#### Exercise data

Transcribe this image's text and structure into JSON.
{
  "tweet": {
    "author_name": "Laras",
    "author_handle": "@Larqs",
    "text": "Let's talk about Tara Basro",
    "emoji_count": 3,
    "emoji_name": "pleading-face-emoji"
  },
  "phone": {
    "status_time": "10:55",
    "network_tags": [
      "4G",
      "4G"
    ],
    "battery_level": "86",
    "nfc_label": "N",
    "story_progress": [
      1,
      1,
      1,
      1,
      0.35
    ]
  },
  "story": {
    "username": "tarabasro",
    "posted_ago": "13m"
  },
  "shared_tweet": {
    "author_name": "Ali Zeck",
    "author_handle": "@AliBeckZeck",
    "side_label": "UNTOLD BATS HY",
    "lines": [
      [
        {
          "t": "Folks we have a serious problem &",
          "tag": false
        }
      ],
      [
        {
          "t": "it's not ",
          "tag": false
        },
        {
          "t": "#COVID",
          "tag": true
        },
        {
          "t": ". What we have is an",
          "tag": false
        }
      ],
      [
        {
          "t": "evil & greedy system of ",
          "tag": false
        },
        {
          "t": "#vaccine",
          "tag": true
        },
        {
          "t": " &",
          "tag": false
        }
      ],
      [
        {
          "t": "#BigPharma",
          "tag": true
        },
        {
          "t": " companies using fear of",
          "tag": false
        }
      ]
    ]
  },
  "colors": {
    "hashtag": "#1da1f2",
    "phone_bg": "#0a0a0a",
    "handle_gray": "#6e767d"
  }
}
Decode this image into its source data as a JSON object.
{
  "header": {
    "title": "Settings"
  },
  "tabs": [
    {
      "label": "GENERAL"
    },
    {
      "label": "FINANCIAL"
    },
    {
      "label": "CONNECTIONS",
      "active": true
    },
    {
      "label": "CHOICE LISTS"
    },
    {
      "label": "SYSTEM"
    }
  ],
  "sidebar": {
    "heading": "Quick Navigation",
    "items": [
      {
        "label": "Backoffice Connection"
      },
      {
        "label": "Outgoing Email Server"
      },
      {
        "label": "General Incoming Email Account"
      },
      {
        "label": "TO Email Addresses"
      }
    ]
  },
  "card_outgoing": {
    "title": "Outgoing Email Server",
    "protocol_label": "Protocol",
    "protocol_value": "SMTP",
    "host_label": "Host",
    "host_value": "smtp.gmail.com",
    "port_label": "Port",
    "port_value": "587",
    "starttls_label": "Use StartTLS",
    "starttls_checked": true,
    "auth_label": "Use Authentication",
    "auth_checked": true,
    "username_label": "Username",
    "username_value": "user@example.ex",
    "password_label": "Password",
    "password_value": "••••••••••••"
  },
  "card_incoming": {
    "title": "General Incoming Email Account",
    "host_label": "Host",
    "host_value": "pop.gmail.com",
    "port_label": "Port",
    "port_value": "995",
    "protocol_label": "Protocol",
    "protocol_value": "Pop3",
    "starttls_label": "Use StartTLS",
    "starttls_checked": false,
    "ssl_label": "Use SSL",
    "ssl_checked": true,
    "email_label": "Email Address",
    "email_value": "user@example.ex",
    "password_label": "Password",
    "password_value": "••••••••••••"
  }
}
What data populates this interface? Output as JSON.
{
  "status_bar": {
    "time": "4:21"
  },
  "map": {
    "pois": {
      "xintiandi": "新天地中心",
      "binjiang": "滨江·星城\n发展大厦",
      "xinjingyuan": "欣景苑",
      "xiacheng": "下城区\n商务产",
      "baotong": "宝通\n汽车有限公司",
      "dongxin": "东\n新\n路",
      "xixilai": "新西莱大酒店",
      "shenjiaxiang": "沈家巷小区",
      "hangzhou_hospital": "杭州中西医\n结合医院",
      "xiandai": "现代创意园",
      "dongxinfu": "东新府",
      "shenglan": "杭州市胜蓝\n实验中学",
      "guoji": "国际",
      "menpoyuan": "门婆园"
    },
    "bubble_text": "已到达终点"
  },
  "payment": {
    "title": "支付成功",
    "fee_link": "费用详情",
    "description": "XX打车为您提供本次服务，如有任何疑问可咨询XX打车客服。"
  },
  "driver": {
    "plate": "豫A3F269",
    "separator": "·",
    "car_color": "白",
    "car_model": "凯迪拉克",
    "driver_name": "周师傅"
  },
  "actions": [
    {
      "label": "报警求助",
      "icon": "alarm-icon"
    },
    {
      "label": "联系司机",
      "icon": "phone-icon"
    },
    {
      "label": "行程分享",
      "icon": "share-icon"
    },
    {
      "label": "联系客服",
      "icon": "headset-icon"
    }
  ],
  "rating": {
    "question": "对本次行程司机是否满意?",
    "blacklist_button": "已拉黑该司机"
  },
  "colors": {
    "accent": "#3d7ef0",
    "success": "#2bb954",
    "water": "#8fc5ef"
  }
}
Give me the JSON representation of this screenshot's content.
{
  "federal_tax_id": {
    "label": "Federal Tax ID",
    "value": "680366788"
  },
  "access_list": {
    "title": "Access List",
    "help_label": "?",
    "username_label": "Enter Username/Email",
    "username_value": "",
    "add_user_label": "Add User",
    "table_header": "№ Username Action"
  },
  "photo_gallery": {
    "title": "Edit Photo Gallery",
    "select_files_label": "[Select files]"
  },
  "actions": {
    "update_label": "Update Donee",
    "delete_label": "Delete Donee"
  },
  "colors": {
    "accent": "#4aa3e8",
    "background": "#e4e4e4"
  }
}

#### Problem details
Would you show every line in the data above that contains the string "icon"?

#### Exercise solution
      "icon": "alarm-icon"
      "icon": "phone-icon"
      "icon": "share-icon"
      "icon": "headset-icon"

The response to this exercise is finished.